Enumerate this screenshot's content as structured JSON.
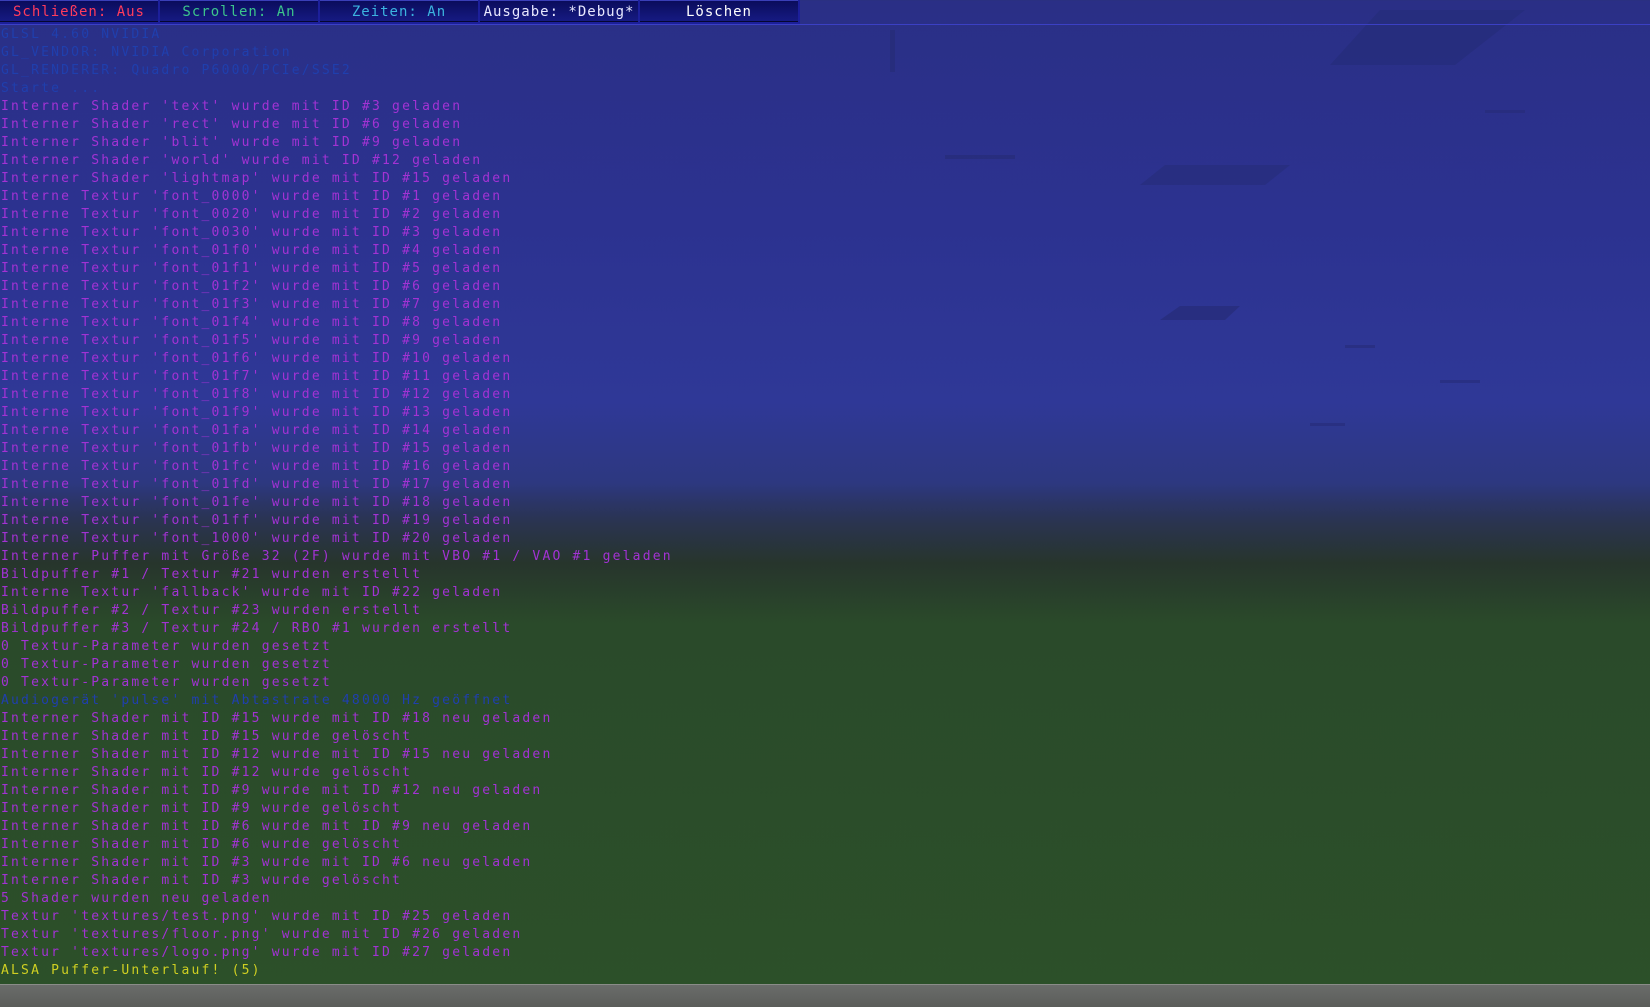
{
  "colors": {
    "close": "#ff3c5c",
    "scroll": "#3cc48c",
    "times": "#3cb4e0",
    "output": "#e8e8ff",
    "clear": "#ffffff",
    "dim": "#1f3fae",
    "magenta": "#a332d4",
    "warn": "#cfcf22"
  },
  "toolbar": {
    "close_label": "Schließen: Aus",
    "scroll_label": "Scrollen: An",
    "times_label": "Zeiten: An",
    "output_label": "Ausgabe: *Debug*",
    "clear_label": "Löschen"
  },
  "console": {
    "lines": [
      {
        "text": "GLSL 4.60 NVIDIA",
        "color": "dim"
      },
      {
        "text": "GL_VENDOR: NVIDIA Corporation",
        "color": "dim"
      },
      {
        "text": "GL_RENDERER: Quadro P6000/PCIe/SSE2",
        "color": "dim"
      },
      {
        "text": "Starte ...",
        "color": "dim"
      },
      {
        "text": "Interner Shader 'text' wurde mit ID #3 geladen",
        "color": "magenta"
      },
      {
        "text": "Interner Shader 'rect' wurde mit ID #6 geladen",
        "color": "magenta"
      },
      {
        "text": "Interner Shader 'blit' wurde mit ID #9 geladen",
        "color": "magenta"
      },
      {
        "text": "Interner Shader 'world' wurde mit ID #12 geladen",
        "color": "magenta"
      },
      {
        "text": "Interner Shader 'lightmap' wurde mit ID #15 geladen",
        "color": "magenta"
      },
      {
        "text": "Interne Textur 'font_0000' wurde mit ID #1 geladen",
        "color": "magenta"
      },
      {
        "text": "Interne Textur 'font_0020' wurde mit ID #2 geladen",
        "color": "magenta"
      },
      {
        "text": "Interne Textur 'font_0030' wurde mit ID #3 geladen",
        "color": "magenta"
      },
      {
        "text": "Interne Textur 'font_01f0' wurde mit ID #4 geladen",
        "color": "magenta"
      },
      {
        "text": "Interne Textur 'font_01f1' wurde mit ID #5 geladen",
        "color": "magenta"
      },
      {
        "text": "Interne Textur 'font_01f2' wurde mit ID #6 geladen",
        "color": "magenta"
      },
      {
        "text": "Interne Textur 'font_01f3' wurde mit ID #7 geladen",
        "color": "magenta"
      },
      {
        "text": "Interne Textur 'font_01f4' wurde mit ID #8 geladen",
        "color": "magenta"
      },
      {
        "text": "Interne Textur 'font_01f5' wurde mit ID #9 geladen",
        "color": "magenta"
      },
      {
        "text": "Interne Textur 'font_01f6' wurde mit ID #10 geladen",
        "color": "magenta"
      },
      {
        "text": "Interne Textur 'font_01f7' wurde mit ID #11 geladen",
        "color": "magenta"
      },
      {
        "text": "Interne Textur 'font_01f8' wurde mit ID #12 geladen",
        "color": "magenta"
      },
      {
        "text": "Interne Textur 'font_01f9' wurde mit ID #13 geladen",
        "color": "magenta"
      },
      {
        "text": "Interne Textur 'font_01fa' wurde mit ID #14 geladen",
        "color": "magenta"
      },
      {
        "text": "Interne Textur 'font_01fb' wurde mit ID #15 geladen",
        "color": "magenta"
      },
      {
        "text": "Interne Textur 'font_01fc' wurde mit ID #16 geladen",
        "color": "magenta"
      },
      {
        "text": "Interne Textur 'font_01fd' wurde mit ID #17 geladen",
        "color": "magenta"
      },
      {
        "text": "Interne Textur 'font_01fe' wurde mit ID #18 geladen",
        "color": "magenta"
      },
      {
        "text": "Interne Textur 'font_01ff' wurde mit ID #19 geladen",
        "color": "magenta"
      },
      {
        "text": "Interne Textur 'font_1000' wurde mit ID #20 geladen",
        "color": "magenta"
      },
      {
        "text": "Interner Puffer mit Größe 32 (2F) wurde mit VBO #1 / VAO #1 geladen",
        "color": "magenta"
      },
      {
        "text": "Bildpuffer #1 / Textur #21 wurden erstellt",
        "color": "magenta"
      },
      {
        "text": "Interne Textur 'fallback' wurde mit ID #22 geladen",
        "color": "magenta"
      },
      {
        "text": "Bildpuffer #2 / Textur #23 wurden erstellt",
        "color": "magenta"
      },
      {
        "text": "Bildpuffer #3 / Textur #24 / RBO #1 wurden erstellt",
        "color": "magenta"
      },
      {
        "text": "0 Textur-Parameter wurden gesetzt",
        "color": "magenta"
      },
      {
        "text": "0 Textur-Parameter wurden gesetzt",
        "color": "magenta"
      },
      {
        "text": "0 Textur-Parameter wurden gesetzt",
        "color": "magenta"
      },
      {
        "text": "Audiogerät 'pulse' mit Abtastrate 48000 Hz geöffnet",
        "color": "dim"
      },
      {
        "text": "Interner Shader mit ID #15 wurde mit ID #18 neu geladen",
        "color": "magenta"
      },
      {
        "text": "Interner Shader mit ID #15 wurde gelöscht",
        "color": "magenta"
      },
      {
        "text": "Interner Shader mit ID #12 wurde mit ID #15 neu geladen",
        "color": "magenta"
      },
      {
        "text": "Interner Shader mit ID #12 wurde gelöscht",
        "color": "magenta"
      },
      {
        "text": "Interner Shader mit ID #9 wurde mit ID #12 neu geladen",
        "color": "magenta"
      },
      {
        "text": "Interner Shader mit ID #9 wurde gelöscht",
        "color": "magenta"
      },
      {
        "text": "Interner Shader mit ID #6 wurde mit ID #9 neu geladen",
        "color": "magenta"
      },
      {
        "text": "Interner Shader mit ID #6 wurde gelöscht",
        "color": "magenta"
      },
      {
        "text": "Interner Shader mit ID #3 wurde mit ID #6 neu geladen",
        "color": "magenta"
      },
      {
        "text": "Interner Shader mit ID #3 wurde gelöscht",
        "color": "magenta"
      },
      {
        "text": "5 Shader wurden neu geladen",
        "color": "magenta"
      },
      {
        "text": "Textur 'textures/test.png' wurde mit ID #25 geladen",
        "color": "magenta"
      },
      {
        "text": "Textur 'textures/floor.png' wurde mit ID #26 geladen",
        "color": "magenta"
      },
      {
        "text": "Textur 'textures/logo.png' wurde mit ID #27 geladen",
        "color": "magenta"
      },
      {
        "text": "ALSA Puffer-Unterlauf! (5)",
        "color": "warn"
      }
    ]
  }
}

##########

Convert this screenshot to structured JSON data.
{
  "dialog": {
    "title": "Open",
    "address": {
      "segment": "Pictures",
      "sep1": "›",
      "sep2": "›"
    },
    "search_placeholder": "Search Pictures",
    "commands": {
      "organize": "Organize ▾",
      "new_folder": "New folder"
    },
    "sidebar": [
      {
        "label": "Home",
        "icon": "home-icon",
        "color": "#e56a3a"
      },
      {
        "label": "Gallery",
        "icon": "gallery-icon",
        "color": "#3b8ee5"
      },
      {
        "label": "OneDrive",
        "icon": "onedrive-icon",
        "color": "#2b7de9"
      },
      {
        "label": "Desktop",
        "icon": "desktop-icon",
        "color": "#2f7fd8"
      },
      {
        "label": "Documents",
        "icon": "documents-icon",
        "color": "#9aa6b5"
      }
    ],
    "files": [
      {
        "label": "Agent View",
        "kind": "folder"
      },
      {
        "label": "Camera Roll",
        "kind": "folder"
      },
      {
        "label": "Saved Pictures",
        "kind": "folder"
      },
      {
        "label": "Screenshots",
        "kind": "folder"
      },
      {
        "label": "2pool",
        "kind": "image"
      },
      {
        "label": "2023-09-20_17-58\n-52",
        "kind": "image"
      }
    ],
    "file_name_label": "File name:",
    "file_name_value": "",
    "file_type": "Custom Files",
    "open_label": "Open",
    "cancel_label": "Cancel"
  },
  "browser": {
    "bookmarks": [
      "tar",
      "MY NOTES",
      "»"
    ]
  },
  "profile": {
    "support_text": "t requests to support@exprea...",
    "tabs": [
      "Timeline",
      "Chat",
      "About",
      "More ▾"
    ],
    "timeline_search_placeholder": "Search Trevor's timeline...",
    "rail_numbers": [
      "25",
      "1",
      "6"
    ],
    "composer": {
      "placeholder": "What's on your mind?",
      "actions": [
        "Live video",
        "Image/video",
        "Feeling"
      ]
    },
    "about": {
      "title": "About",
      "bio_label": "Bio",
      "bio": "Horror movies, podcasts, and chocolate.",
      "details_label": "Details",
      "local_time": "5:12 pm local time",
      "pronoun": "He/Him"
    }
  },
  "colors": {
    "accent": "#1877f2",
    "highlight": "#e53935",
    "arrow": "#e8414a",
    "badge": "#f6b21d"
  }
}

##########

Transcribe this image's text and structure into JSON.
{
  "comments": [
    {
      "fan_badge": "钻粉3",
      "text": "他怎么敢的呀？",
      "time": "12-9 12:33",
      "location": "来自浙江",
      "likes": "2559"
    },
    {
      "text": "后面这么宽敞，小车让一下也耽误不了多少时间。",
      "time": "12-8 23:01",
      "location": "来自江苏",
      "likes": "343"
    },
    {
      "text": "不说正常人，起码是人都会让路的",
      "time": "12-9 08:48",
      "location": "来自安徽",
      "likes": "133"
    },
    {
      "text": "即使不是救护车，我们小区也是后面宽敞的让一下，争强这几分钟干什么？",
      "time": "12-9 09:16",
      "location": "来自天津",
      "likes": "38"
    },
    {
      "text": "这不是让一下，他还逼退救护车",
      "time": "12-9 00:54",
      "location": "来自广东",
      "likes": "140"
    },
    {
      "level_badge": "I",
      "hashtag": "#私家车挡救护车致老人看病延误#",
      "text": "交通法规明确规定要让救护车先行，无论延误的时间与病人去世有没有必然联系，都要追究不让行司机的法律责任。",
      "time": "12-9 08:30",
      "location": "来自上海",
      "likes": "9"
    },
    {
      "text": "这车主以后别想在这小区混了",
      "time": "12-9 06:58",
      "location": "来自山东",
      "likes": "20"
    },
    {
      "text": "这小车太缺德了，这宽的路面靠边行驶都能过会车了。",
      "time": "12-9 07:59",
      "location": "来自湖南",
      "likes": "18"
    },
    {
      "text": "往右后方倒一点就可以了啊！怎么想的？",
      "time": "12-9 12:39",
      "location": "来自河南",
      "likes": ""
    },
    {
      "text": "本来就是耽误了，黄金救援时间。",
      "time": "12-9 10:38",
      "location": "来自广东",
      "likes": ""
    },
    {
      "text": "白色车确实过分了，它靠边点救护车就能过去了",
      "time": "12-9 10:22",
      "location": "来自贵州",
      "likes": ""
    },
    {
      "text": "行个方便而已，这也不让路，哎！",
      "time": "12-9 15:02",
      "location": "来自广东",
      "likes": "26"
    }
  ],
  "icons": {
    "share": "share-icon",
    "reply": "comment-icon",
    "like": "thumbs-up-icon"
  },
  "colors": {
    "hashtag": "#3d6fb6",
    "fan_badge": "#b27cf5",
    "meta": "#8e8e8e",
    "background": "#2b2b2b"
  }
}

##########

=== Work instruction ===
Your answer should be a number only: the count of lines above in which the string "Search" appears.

=== Expected answer ===
2